PROBLEM STATEMENT = Which lines in the records below contain the word "circle"? Return each of them.
** PROVIDED RECORDS follows **
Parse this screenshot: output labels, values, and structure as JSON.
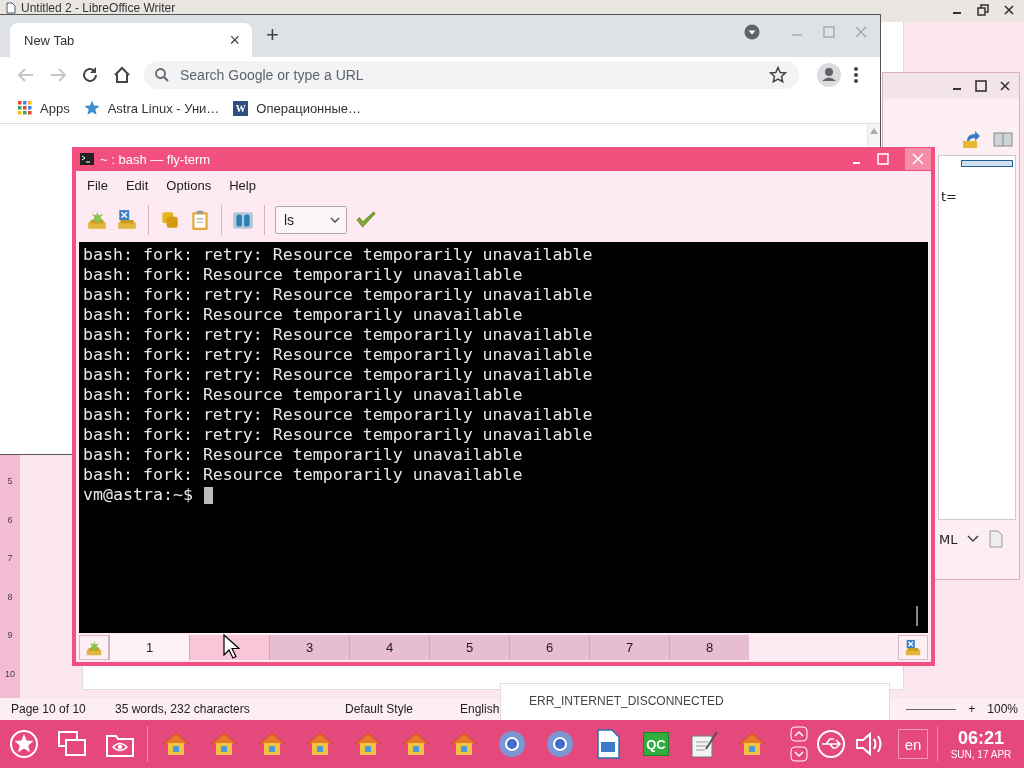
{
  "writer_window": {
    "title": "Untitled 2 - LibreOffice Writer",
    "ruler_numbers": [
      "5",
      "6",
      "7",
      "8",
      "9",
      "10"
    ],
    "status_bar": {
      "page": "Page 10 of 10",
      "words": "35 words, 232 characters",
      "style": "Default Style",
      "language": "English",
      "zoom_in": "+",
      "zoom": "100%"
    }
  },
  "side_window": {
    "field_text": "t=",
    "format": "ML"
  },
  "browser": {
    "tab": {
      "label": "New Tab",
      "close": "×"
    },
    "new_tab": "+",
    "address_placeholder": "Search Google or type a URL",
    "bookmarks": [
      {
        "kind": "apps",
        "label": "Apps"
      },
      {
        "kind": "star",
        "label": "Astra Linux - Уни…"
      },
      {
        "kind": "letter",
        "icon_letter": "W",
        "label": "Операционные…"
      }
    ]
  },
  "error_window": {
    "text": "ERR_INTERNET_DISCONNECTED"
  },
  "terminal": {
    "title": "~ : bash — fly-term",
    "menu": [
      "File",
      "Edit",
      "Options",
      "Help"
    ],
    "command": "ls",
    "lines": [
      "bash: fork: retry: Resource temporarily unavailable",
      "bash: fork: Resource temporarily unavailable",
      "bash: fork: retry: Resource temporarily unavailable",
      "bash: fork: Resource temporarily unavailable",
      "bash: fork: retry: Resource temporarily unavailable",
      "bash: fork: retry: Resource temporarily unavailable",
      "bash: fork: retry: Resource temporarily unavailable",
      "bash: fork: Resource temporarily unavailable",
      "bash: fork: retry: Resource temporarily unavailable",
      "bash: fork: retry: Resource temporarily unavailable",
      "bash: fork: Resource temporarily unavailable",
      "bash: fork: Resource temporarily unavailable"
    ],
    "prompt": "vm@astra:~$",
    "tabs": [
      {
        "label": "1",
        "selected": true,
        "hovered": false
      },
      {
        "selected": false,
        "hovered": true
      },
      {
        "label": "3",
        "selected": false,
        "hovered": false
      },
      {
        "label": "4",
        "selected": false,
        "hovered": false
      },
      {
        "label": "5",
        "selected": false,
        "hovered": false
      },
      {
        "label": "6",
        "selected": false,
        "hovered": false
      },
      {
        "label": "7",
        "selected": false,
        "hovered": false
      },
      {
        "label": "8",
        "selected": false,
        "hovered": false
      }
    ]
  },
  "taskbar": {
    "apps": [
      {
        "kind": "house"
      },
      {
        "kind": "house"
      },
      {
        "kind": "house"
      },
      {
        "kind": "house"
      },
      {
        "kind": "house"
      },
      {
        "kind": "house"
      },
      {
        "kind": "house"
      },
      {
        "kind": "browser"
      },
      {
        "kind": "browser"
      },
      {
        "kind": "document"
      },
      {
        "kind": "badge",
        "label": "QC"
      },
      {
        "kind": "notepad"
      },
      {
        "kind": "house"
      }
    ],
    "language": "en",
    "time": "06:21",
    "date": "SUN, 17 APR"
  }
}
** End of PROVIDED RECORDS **
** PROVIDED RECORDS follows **
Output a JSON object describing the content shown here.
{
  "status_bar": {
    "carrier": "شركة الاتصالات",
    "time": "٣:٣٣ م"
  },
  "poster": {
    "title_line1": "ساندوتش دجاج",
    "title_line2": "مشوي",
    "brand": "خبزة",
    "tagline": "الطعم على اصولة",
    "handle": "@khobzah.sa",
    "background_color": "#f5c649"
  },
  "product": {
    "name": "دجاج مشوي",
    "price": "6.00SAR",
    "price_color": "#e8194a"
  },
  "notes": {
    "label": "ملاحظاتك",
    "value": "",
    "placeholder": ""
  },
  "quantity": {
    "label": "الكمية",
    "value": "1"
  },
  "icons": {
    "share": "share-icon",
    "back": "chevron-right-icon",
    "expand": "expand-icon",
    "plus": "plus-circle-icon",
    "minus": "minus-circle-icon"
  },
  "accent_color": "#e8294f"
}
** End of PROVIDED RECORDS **
ANSWER TO THIS EXERCISE =
    "plus": "plus-circle-icon",
    "minus": "minus-circle-icon"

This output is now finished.